1 November 2022, London Marriott Hotel County Hall
21 November 2022, Hilton London Metropole
12 December 2022, etc.venues Monument, London
Southwest Airlines will provide details regarding a Federal Aviation Administration (FAA) safety oversight to the US House of Representatives Committee on Transportation and Infrastructure today (3 April).
The airline”s executive chairman Herb Kelleher and CEO Gary Kelly say in a joint statement: ”While the last month has been a very difficult time for all of us at Southwest Airlines, we want to assure you and the flying public that we take this matter very seriously and will apply Southwest's strong commitment to safety to make all changes necessary to improve our Airworthiness Directive (AD) and regulatory compliance systems.”
Last month, Southwest removed 38 of its Boeing 737 fleet from scheduled service for maintenance checks after it found ”an ambiguity” in its records relating to required tests on the aircraft ” and consequently found fuselage damage on six of them.
An action was initiated by the FAA to fine Southwest an unprecedented $10.2m (”5m) for allegedly failing to perform the mandatory inspections.
”The March 2007 events were triggered when Southwest undertook a modification of certain "lap joints" on our aircraft,” said a Southwest statement. ”The record-keeping error we made with respect to interrelated ADs, was that our inspection paperwork did not include a small portion of the hull that still needed to be inspected.
”Contrary to some suggestions, we did not miss an inspection.
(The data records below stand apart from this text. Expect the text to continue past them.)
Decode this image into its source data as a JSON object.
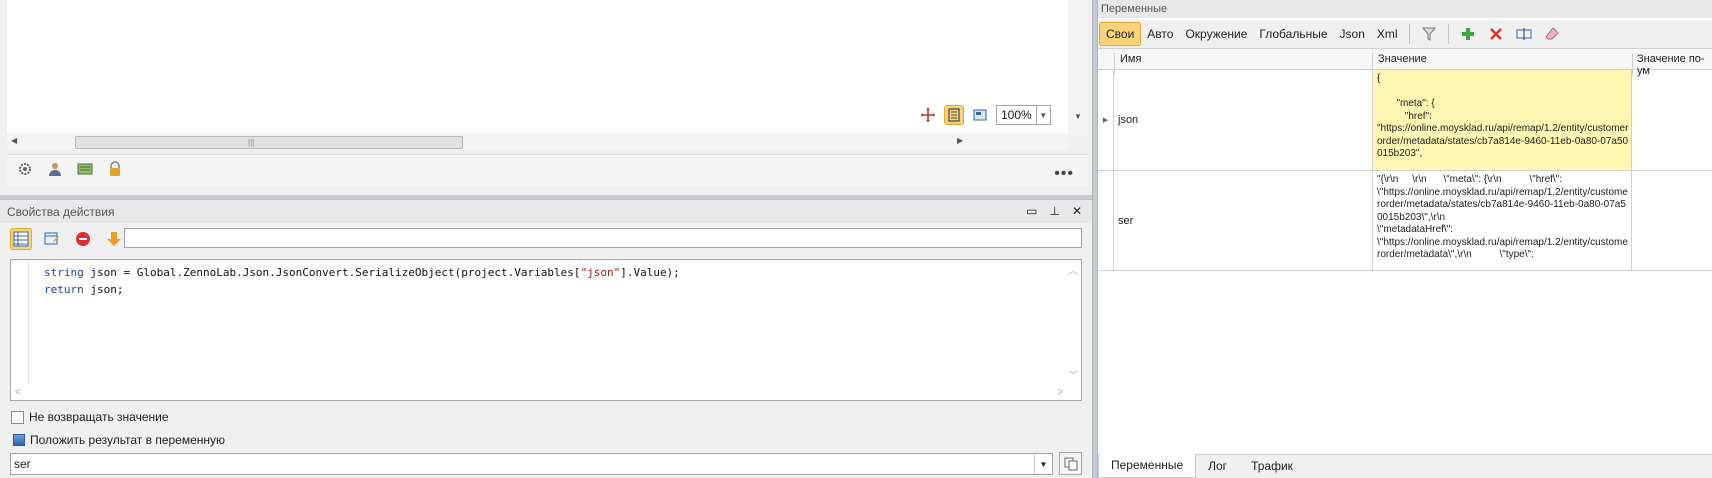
{
  "canvas": {
    "zoom_value": "100%"
  },
  "action_panel": {
    "title": "Свойства действия",
    "code_lines": [
      {
        "keyword": "string",
        "rest": " json = Global.ZennoLab.Json.JsonConvert.SerializeObject(project.Variables[",
        "string": "\"json\"",
        "tail": "].Value);"
      },
      {
        "keyword": "return",
        "rest": " json;",
        "string": "",
        "tail": ""
      }
    ],
    "no_return_label": "Не возвращать значение",
    "put_result_label": "Положить результат в переменную",
    "result_variable": "ser"
  },
  "variables_panel": {
    "title": "Переменные",
    "tabs": [
      "Свои",
      "Авто",
      "Окружение",
      "Глобальные",
      "Json",
      "Xml"
    ],
    "columns": {
      "name": "Имя",
      "value": "Значение",
      "default": "Значение по-ум"
    },
    "rows": [
      {
        "name": "json",
        "value": "{\n\n       \"meta\": {\n          \"href\":\n\"https://online.moysklad.ru/api/remap/1.2/entity/customerorder/metadata/states/cb7a814e-9460-11eb-0a80-07a50015b203\","
      },
      {
        "name": "ser",
        "value": "\"{\\r\\n     \\r\\n      \\\"meta\\\": {\\r\\n          \\\"href\\\":\n\\\"https://online.moysklad.ru/api/remap/1.2/entity/customerorder/metadata/states/cb7a814e-9460-11eb-0a80-07a50015b203\\\",\\r\\n\n\\\"metadataHref\\\":\n\\\"https://online.moysklad.ru/api/remap/1.2/entity/customerorder/metadata\\\",\\r\\n          \\\"type\\\":"
      }
    ],
    "bottom_tabs": [
      "Переменные",
      "Лог",
      "Трафик"
    ]
  },
  "colors": {
    "accent": "#f8d37a",
    "selected_cell": "#fdf7b3"
  }
}
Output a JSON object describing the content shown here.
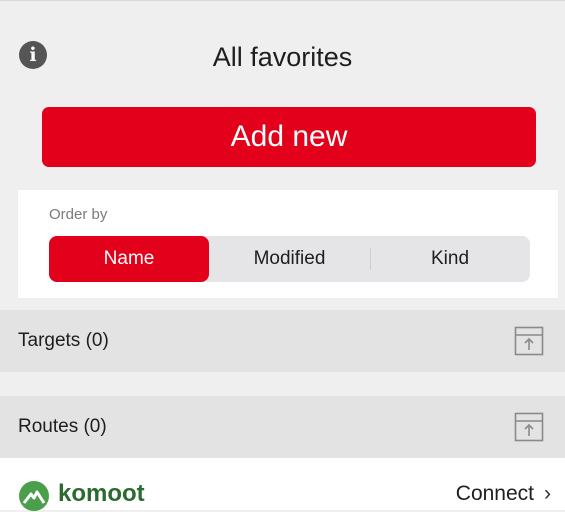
{
  "header": {
    "title": "All favorites",
    "info_icon": "info-icon"
  },
  "add_button": {
    "label": "Add new"
  },
  "order": {
    "label": "Order by",
    "options": [
      "Name",
      "Modified",
      "Kind"
    ],
    "selected": "Name"
  },
  "sections": [
    {
      "label": "Targets (0)",
      "icon": "import-icon"
    },
    {
      "label": "Routes (0)",
      "icon": "import-icon"
    }
  ],
  "footer": {
    "brand": "komoot",
    "connect_label": "Connect",
    "connect_icon": "chevron-right-icon"
  },
  "colors": {
    "accent": "#e2001a",
    "brand_green": "#2b6b2f",
    "background": "#efefef",
    "section_bg": "#e3e3e3"
  }
}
But, we inadvertently omitted a small area (0.6% of the skin surface) that ordinarily should have been specifically inspected under the AD.”
Southwest then admits that it should not have left the aircraft in service ” ”better judgment should have been exercised than to allow those aircraft to fly after the potential non-compliance was discovered. The second was that senior management should have been consulted on such a significant issue, but was not.”
The FAA alleges Southwest operated the 737s on a further 1,451 flights once it learnt of the oversight.
The airline strongly maintains that safety was not compromised: ”We contacted The Boeing Company for its expert opinion, as well as former NTSB Investigator-in-Charge, Gregory A. Feith,” continued Southwest in its testimony. ”Both confirmed, based on their expert knowledge of the 737 and our comprehensive maintenance program, that ”safety was not compromised," and "there was no risk to the flying public in March 2007.””
It also says it has decided not to outsource maintenance work in El Salvador, as it had planned to from June, ”on the basis that given the intense scrutiny being given to our entire maintenance operation, top to bottom, now was not the time to add complexity with significant changes to our maintenance operations.”
It was not because of any lack of confidence in the company it had intended to use, it stressed.
Southwest had a month to respond to the FAA following receipt of its letter regarding the intended fine.
”It”s a matter of them coming back to us and presenting why they believe they weren”t in breach of the regulations,” an FAA spokesman told ABTN. ”They had 30 days to respond from 5 March ” but once we get that, we”ll then have to consider our response. It could be a while before there is a decision.”